**** TASK DATA ****
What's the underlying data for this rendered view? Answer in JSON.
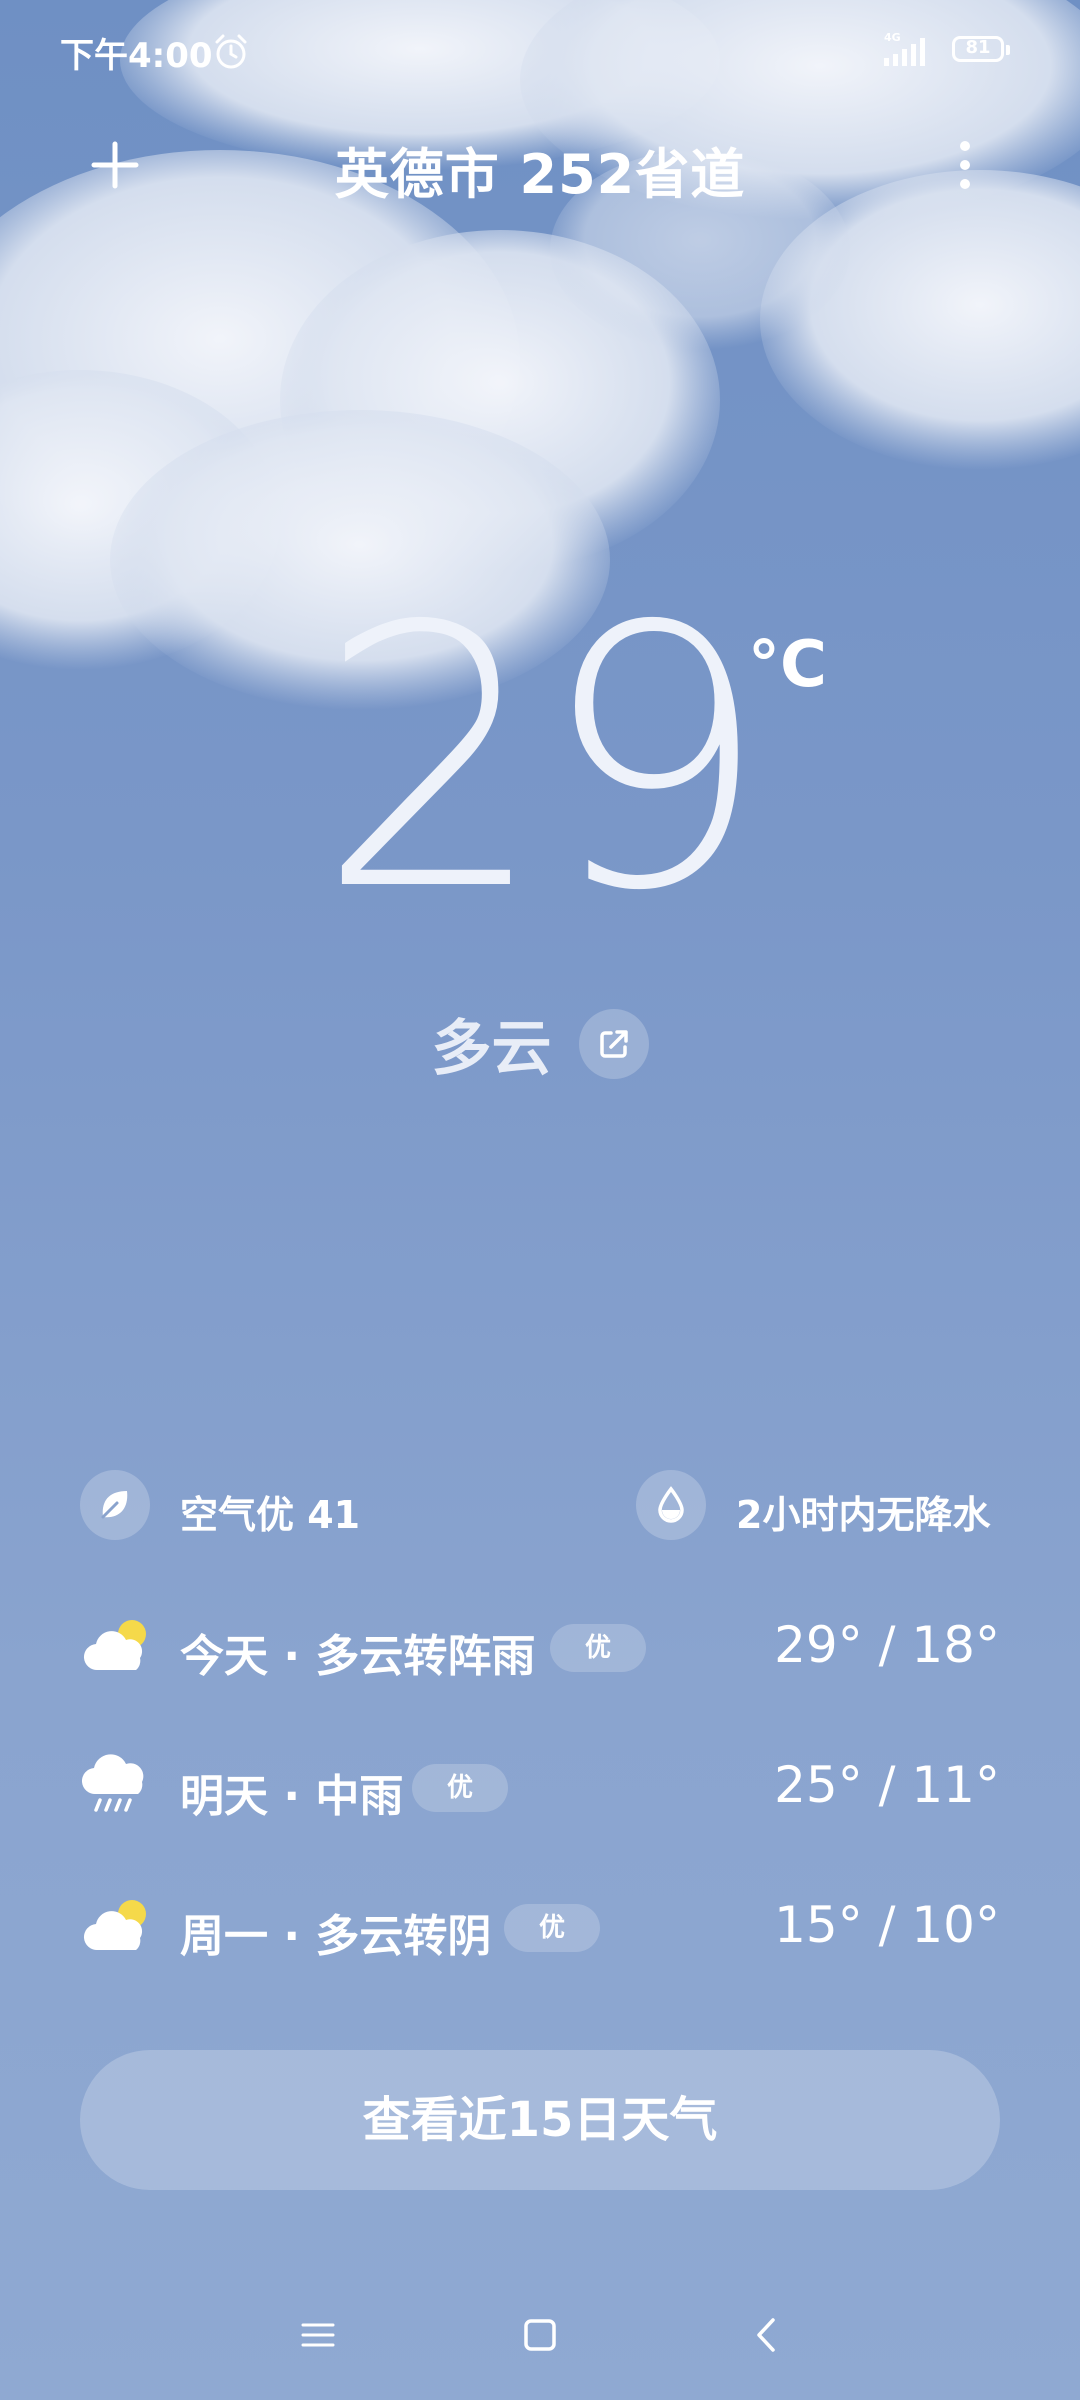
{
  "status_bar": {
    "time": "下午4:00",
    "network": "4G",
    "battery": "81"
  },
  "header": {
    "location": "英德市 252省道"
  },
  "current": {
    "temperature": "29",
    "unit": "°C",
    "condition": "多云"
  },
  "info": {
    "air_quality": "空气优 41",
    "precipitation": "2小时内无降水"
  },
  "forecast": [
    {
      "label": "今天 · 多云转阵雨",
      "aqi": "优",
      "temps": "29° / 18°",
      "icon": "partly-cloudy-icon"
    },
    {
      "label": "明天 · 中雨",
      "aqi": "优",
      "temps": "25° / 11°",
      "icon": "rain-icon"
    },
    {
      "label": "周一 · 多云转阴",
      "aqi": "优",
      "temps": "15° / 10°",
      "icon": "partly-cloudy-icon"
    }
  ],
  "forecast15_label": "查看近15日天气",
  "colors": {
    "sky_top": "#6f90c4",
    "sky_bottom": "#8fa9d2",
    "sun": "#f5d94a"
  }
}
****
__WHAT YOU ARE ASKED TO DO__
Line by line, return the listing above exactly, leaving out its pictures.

__REPLY__
What's the underlying data for this rendered view? Answer in JSON.
{
  "status_bar": {
    "time": "下午4:00",
    "network": "4G",
    "battery": "81"
  },
  "header": {
    "location": "英德市 252省道"
  },
  "current": {
    "temperature": "29",
    "unit": "°C",
    "condition": "多云"
  },
  "info": {
    "air_quality": "空气优 41",
    "precipitation": "2小时内无降水"
  },
  "forecast": [
    {
      "label": "今天 · 多云转阵雨",
      "aqi": "优",
      "temps": "29° / 18°",
      "icon": "partly-cloudy-icon"
    },
    {
      "label": "明天 · 中雨",
      "aqi": "优",
      "temps": "25° / 11°",
      "icon": "rain-icon"
    },
    {
      "label": "周一 · 多云转阴",
      "aqi": "优",
      "temps": "15° / 10°",
      "icon": "partly-cloudy-icon"
    }
  ],
  "forecast15_label": "查看近15日天气",
  "colors": {
    "sky_top": "#6f90c4",
    "sky_bottom": "#8fa9d2",
    "sun": "#f5d94a"
  }
}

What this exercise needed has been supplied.